Questions prepared by David E. Meeks, Esq. © 2016 Institute for Patent Studies, Inc. All rights reserved.

New Questions Added Each Week

For the week of November 21, 2016:

Kappa Company has filed a provisional application on a new bicycle. It is now December 18, 2013, and Kappa is running out of time to file a nonprovisional application on the same invention and their trusted representative is on vacation for four months. What is the quickest way to get an application on file and a filing date for the invention?

(A) File the application including a specification, claims and drawings and the basic filing fee and an oath or declaration. The application references the earlier provisional application.
(B) File the application with the specification, claims and drawings and the filing fee. The application references the earlier provisional application.
(C) File the application with the specification and drawings and the filing fee. The application references the earlier provisional application.
(D) File the application with the specification, claims and drawings.
(E) File the application with a reference to the provisional application indicating that the specification and any drawings of the application are replaced by the reference to the previously filed application.

 

 

ANSWER: (E). On or after the above date in question, the applicant may receive a filing date with only the reference stated in answer (E). See MPEP 201.01 subsection I, third paragraph.

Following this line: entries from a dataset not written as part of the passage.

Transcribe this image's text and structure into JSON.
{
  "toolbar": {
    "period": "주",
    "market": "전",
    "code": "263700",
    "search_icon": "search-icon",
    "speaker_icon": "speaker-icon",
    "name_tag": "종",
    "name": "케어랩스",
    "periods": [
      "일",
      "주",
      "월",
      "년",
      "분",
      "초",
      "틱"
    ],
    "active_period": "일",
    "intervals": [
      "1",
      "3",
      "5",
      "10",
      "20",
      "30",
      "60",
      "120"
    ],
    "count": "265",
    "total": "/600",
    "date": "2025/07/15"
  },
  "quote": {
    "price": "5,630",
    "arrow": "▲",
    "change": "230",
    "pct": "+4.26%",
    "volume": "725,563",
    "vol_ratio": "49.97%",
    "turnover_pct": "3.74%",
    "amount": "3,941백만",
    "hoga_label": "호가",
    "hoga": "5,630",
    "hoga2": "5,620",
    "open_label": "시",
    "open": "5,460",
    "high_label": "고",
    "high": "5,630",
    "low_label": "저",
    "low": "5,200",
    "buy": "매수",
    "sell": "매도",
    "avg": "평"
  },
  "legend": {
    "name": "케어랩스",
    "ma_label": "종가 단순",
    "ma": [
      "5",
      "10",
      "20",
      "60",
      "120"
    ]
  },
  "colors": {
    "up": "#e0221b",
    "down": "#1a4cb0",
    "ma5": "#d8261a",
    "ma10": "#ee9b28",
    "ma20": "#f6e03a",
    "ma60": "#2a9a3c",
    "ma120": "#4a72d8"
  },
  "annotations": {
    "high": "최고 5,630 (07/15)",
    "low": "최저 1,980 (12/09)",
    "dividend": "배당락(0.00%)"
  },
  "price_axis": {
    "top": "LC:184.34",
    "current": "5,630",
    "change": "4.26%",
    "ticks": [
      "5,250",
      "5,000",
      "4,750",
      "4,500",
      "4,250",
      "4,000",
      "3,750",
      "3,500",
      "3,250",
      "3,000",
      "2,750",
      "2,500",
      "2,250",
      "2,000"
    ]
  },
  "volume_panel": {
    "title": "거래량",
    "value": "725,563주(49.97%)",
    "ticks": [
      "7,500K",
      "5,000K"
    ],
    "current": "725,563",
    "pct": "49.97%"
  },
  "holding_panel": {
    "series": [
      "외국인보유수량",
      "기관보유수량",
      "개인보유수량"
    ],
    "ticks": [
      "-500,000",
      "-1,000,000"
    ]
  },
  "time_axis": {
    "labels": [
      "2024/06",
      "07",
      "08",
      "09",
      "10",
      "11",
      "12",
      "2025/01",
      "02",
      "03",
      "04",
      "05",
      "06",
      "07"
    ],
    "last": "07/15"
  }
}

Questions prepared by David E. Meeks, Esq. © 2016 Institute for Patent Studies, Inc. All rights reserved.

FAQ: Review Courses and Current Exam Questions

“Some Patent Bar Review courses claim to have new, actual exam questions. How is this possible?”—D. H., Alexandria, VA

It’s not.

Shortly before the implementation of the America Invents Act (AIA), the United States Patent and Trademark Office (USPTO) stopped releasing data specific to the Patent Bar Exam. In addition, people taking the Exam are now required to sign a non-disclosure agreement outlining severe penalties for anyone failing to abide by the agreement. This includes the release of Exam questions.

The same is true for any Review course. Any course attempting to cull new questions directly from the Exam faces penalties that may include severe financial loss or the immediate closure of their businesses.

More likely, these companies are being less than forthcoming about what constitutes “actual exam questions”.

Only PatBar® offers its students new questions written by Program Director David Meeks and based on his 25-plus years of experience in training his students to pass the Patent Bar Exam. PatBar® provides an exclusive, insider’s view of the questions you will see on Exam day, along with David’s tested lookup strategies to help you find—and find quickly—the answers to any questions you don’t recognize.

New Questions Added Each Week

For the week of November 14, 2016:

Beta Company filed a patent application on September 16, 2012. The application has not been published as a patent and is still pending before the USPTO. Beta has been discussing a licensing agreement with Alpha Company and Alpha wants to access the patent files in the USPTO. Who may sign a written authority for access to the application?

(A) the applicant
(B) the practitioner of record
(C) the assignee
(D) an inventor
(E) any of the above

 

 

ANSWER: (E). See MPEP 104, subsection I, and 37 CFR 1.14(c).

Questions prepared by David E. Meeks, Esq. © 2016 Institute for Patent Studies, Inc. All rights reserved.